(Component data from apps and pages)
□ □ □

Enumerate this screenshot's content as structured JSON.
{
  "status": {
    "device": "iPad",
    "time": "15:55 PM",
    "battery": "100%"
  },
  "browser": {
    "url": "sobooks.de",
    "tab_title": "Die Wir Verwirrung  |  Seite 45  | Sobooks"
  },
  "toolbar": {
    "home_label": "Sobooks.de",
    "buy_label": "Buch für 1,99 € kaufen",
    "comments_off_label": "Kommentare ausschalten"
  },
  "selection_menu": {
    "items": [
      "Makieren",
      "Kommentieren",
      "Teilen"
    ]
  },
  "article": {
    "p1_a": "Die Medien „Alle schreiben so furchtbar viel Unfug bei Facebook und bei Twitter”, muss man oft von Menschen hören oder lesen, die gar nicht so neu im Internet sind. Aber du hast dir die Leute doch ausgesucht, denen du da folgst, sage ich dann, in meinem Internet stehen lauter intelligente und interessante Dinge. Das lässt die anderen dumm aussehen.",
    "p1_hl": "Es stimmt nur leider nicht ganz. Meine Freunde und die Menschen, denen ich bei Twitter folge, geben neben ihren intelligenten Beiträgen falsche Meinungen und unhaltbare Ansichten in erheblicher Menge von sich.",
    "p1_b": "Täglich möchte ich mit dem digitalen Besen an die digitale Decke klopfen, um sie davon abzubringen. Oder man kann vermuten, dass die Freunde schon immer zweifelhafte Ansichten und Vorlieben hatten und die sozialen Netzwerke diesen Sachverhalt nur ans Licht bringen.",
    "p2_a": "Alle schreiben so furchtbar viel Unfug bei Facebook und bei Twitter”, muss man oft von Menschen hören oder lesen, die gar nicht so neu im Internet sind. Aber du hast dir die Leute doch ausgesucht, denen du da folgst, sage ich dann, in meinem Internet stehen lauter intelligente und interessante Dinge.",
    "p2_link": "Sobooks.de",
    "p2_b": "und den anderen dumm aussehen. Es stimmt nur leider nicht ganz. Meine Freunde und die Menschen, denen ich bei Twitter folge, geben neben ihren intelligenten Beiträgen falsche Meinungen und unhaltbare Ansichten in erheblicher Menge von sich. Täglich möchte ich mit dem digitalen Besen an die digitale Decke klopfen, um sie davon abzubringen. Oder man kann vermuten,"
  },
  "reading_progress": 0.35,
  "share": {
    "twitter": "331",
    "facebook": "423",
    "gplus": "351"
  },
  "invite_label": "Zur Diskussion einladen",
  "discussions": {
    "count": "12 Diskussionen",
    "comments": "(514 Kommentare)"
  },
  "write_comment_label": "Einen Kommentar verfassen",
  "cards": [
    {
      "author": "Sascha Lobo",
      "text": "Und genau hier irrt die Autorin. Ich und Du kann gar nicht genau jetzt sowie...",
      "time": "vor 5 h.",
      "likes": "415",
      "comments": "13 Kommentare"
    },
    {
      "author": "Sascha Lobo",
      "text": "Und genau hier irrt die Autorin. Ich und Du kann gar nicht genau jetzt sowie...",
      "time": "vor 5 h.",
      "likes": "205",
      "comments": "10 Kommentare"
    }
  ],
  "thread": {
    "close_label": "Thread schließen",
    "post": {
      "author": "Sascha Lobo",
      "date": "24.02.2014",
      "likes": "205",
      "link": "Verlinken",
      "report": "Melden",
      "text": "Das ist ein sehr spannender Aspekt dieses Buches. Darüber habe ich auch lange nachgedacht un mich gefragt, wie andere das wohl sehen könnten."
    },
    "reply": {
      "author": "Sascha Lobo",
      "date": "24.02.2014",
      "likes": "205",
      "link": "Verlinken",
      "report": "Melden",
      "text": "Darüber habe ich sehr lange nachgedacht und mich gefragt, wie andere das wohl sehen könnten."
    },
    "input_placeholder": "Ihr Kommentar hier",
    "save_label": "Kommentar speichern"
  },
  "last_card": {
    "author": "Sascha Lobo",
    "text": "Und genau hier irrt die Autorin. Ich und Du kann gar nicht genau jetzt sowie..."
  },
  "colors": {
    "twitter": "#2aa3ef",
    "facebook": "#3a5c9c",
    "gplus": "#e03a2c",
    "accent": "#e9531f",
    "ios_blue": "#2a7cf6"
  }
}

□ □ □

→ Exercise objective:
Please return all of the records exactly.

→ Task answer:
Enumerate this screenshot's content as structured JSON.
{
  "status": {
    "device": "iPad",
    "time": "15:55 PM",
    "battery": "100%"
  },
  "browser": {
    "url": "sobooks.de",
    "tab_title": "Die Wir Verwirrung  |  Seite 45  | Sobooks"
  },
  "toolbar": {
    "home_label": "Sobooks.de",
    "buy_label": "Buch für 1,99 € kaufen",
    "comments_off_label": "Kommentare ausschalten"
  },
  "selection_menu": {
    "items": [
      "Makieren",
      "Kommentieren",
      "Teilen"
    ]
  },
  "article": {
    "p1_a": "Die Medien „Alle schreiben so furchtbar viel Unfug bei Facebook und bei Twitter”, muss man oft von Menschen hören oder lesen, die gar nicht so neu im Internet sind. Aber du hast dir die Leute doch ausgesucht, denen du da folgst, sage ich dann, in meinem Internet stehen lauter intelligente und interessante Dinge. Das lässt die anderen dumm aussehen.",
    "p1_hl": "Es stimmt nur leider nicht ganz. Meine Freunde und die Menschen, denen ich bei Twitter folge, geben neben ihren intelligenten Beiträgen falsche Meinungen und unhaltbare Ansichten in erheblicher Menge von sich.",
    "p1_b": "Täglich möchte ich mit dem digitalen Besen an die digitale Decke klopfen, um sie davon abzubringen. Oder man kann vermuten, dass die Freunde schon immer zweifelhafte Ansichten und Vorlieben hatten und die sozialen Netzwerke diesen Sachverhalt nur ans Licht bringen.",
    "p2_a": "Alle schreiben so furchtbar viel Unfug bei Facebook und bei Twitter”, muss man oft von Menschen hören oder lesen, die gar nicht so neu im Internet sind. Aber du hast dir die Leute doch ausgesucht, denen du da folgst, sage ich dann, in meinem Internet stehen lauter intelligente und interessante Dinge.",
    "p2_link": "Sobooks.de",
    "p2_b": "und den anderen dumm aussehen. Es stimmt nur leider nicht ganz. Meine Freunde und die Menschen, denen ich bei Twitter folge, geben neben ihren intelligenten Beiträgen falsche Meinungen und unhaltbare Ansichten in erheblicher Menge von sich. Täglich möchte ich mit dem digitalen Besen an die digitale Decke klopfen, um sie davon abzubringen. Oder man kann vermuten,"
  },
  "reading_progress": 0.35,
  "share": {
    "twitter": "331",
    "facebook": "423",
    "gplus": "351"
  },
  "invite_label": "Zur Diskussion einladen",
  "discussions": {
    "count": "12 Diskussionen",
    "comments": "(514 Kommentare)"
  },
  "write_comment_label": "Einen Kommentar verfassen",
  "cards": [
    {
      "author": "Sascha Lobo",
      "text": "Und genau hier irrt die Autorin. Ich und Du kann gar nicht genau jetzt sowie...",
      "time": "vor 5 h.",
      "likes": "415",
      "comments": "13 Kommentare"
    },
    {
      "author": "Sascha Lobo",
      "text": "Und genau hier irrt die Autorin. Ich und Du kann gar nicht genau jetzt sowie...",
      "time": "vor 5 h.",
      "likes": "205",
      "comments": "10 Kommentare"
    }
  ],
  "thread": {
    "close_label": "Thread schließen",
    "post": {
      "author": "Sascha Lobo",
      "date": "24.02.2014",
      "likes": "205",
      "link": "Verlinken",
      "report": "Melden",
      "text": "Das ist ein sehr spannender Aspekt dieses Buches. Darüber habe ich auch lange nachgedacht un mich gefragt, wie andere das wohl sehen könnten."
    },
    "reply": {
      "author": "Sascha Lobo",
      "date": "24.02.2014",
      "likes": "205",
      "link": "Verlinken",
      "report": "Melden",
      "text": "Darüber habe ich sehr lange nachgedacht und mich gefragt, wie andere das wohl sehen könnten."
    },
    "input_placeholder": "Ihr Kommentar hier",
    "save_label": "Kommentar speichern"
  },
  "last_card": {
    "author": "Sascha Lobo",
    "text": "Und genau hier irrt die Autorin. Ich und Du kann gar nicht genau jetzt sowie..."
  },
  "colors": {
    "twitter": "#2aa3ef",
    "facebook": "#3a5c9c",
    "gplus": "#e03a2c",
    "accent": "#e9531f",
    "ios_blue": "#2a7cf6"
  }
}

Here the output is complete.